## Work request
Within the entries below, every line containing "handle" is to be copied.

============

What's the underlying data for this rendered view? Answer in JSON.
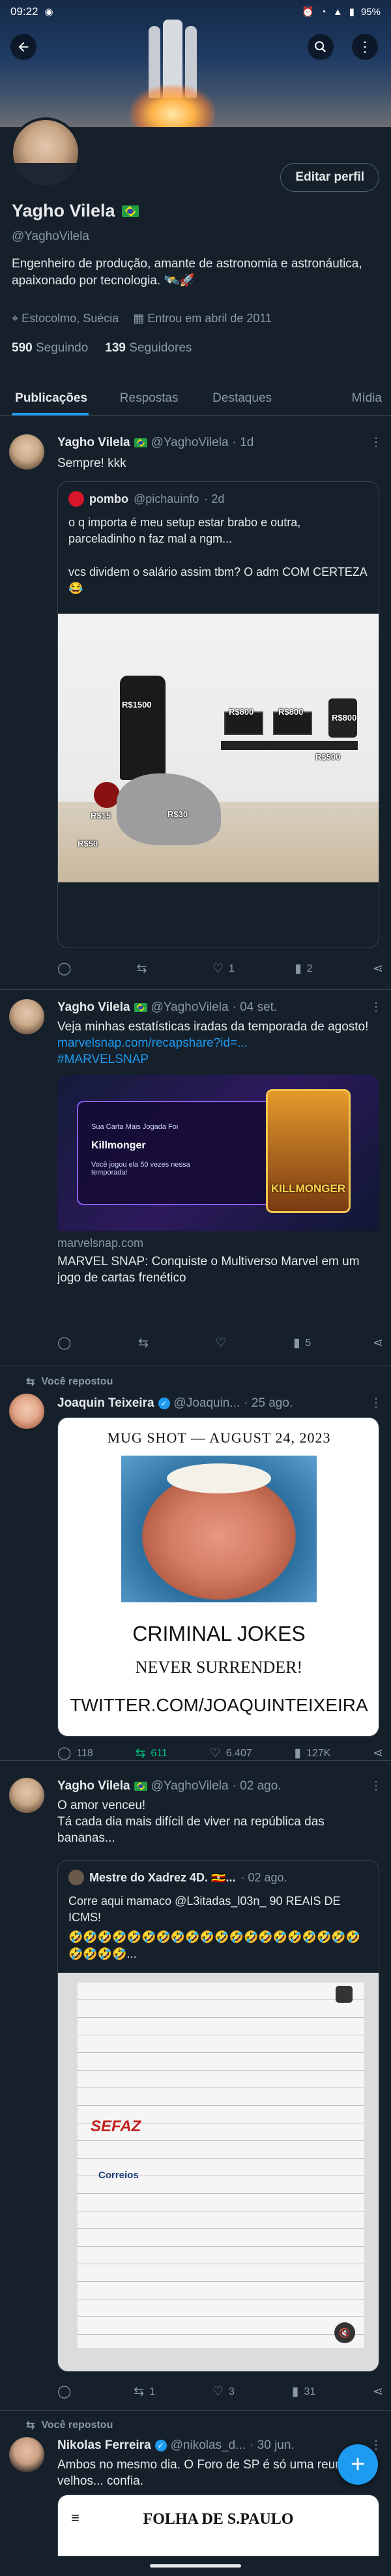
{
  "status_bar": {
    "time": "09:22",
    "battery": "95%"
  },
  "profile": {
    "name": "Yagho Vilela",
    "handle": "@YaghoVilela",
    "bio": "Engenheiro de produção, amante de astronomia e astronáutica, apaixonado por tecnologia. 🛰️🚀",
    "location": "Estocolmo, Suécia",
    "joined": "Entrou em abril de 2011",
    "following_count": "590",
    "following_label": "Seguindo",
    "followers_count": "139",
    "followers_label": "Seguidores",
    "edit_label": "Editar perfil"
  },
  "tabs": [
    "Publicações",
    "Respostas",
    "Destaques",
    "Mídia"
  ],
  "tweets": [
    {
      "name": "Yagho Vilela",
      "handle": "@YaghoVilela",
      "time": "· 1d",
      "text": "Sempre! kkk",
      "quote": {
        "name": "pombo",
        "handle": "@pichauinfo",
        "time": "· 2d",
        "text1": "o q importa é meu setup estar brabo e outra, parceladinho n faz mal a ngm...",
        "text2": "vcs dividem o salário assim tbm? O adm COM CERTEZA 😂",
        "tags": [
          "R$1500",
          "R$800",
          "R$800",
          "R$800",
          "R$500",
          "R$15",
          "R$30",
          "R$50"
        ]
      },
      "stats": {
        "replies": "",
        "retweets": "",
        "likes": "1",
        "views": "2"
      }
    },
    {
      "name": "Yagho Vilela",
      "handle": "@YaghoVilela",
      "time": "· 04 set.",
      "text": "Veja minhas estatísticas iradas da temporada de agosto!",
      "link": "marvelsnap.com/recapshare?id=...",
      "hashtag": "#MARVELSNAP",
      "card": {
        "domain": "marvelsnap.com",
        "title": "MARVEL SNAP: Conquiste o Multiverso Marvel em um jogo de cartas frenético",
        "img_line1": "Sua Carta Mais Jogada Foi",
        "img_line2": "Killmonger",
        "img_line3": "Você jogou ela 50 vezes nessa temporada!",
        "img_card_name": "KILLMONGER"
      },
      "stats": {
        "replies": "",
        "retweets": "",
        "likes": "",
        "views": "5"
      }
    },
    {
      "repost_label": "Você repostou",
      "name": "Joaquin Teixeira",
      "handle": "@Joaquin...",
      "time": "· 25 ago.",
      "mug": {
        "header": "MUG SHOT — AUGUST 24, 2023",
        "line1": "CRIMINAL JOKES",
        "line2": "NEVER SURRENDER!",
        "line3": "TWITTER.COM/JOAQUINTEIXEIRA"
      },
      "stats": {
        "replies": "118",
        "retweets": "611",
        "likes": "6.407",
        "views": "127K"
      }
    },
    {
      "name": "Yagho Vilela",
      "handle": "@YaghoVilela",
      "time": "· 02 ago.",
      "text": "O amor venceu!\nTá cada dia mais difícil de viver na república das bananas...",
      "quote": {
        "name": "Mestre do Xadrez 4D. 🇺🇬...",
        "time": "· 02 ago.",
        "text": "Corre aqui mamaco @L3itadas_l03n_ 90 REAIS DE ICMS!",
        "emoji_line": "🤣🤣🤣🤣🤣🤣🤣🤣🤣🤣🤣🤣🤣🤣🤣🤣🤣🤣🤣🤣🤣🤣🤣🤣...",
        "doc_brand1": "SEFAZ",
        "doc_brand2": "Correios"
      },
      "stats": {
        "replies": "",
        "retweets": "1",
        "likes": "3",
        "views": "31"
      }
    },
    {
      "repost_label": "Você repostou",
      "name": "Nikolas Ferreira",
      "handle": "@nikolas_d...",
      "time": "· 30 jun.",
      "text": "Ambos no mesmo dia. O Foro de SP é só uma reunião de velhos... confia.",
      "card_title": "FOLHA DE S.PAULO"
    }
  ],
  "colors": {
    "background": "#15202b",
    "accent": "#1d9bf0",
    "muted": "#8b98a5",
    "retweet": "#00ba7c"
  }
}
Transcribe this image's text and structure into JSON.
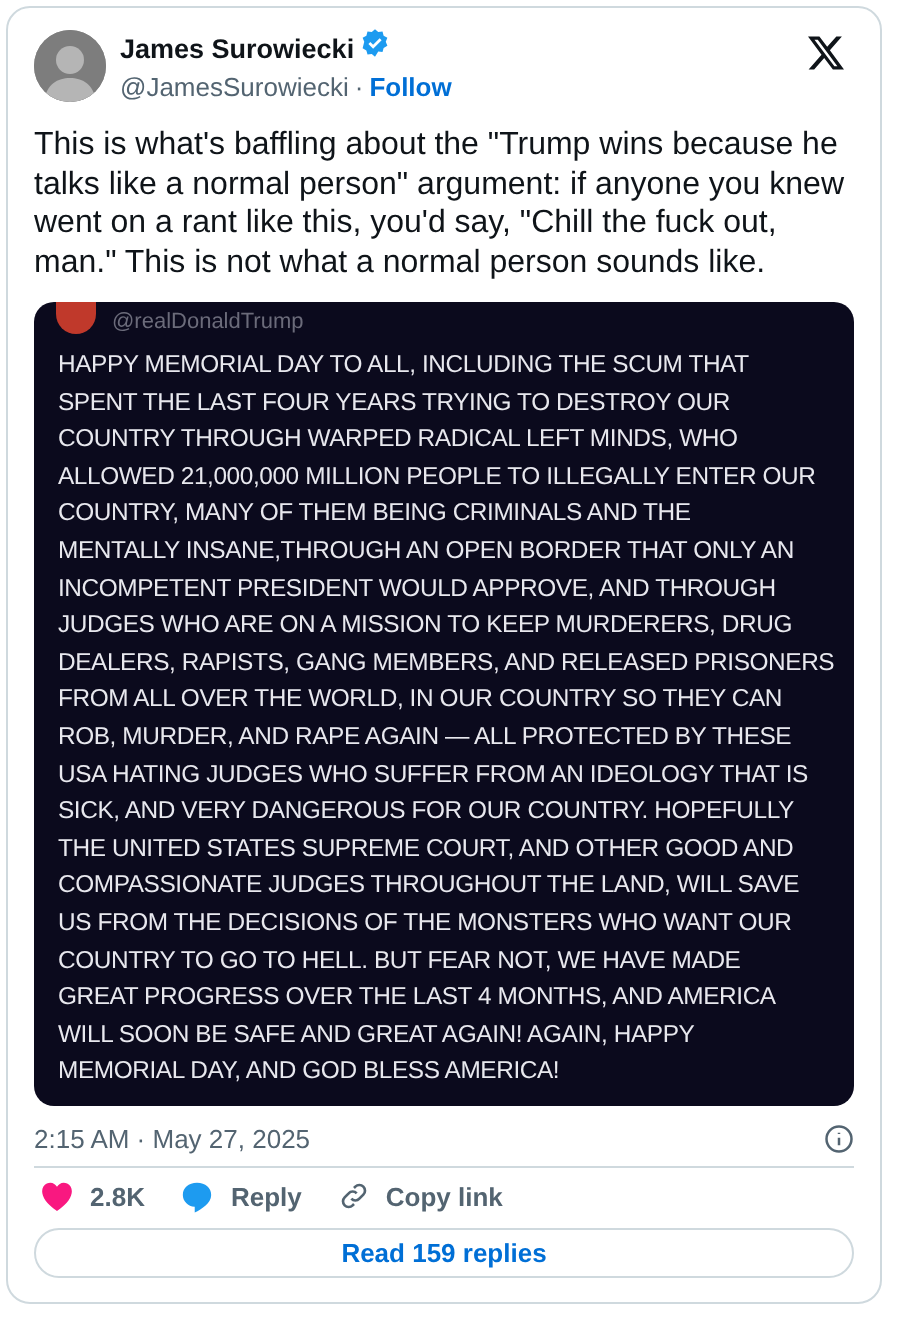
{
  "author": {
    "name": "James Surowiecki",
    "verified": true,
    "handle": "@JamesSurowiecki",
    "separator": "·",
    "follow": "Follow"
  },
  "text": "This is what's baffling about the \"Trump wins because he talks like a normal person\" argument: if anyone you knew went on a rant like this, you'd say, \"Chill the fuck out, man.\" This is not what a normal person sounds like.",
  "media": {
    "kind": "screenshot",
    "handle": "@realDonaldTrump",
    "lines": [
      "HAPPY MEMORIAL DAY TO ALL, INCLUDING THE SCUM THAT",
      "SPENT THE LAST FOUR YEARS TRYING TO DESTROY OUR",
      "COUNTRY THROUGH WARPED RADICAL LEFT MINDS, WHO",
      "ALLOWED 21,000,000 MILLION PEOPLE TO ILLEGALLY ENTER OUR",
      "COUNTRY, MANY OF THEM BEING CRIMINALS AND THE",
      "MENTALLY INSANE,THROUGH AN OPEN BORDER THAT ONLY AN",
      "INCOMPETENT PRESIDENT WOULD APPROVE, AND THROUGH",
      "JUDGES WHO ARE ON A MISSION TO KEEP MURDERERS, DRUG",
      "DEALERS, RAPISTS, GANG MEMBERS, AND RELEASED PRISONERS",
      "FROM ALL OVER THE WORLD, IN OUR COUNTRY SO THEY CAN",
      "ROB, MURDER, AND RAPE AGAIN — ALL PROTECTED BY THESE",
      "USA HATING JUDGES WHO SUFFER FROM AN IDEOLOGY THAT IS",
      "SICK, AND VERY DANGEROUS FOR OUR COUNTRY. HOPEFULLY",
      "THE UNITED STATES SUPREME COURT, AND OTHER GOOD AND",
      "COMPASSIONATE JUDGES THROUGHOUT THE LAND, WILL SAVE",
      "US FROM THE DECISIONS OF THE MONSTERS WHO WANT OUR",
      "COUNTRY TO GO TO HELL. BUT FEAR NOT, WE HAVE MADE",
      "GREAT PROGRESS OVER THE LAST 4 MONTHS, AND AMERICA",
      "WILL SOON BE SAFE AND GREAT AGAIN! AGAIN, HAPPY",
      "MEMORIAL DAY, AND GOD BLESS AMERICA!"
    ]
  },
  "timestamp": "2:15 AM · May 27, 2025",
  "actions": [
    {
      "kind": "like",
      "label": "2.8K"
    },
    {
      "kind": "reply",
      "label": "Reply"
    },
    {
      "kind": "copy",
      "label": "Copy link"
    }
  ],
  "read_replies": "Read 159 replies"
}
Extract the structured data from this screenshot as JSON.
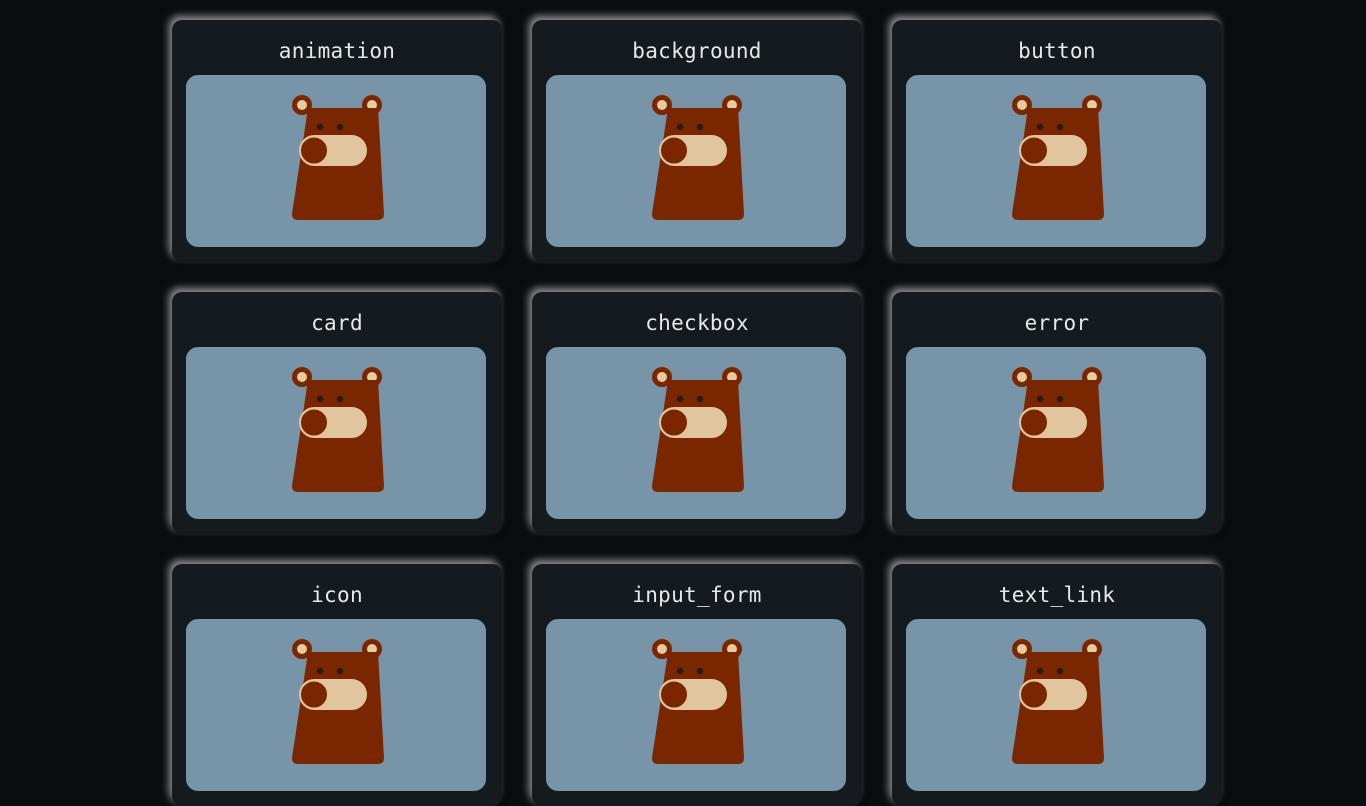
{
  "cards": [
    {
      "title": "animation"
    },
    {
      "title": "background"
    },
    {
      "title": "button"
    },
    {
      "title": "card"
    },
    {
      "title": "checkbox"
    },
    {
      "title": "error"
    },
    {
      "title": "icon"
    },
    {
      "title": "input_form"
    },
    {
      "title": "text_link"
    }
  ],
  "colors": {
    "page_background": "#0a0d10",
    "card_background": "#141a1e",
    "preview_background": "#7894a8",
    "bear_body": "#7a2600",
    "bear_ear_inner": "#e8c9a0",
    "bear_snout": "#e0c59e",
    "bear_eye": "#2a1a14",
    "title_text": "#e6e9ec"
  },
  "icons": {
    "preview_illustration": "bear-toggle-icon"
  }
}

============

## Output
    "handle": "@YaghoVilela",
      "handle": "@YaghoVilela",
        "handle": "@pichauinfo",
      "handle": "@YaghoVilela",
      "handle": "@Joaquin...",
      "handle": "@YaghoVilela",
      "handle": "@nikolas_d...",
    "handle": "@JamesSurowiecki",
    "handle": "@realDonaldTrump",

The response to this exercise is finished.